The response must contain every line from the records below that has "icon".
== Segment start ==
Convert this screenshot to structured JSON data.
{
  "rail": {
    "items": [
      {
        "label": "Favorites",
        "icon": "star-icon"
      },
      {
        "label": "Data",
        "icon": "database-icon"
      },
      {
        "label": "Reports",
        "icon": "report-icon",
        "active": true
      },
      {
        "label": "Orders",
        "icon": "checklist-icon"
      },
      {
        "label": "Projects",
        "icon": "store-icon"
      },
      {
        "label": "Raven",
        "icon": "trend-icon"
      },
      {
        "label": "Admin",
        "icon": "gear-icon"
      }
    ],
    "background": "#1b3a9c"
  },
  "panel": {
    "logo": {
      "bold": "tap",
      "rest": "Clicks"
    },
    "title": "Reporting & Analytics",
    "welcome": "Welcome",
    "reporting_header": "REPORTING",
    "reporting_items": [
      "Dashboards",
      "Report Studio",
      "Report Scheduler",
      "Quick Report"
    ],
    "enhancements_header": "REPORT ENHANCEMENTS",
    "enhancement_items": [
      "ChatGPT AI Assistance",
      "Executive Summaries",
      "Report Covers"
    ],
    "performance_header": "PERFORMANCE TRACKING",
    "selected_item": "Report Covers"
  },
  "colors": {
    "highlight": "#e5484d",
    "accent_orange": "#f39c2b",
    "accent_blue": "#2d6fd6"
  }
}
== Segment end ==
* THE ANSWER
        "icon": "star-icon"
        "icon": "database-icon"
        "icon": "report-icon",
        "icon": "checklist-icon"
        "icon": "store-icon"
        "icon": "trend-icon"
        "icon": "gear-icon"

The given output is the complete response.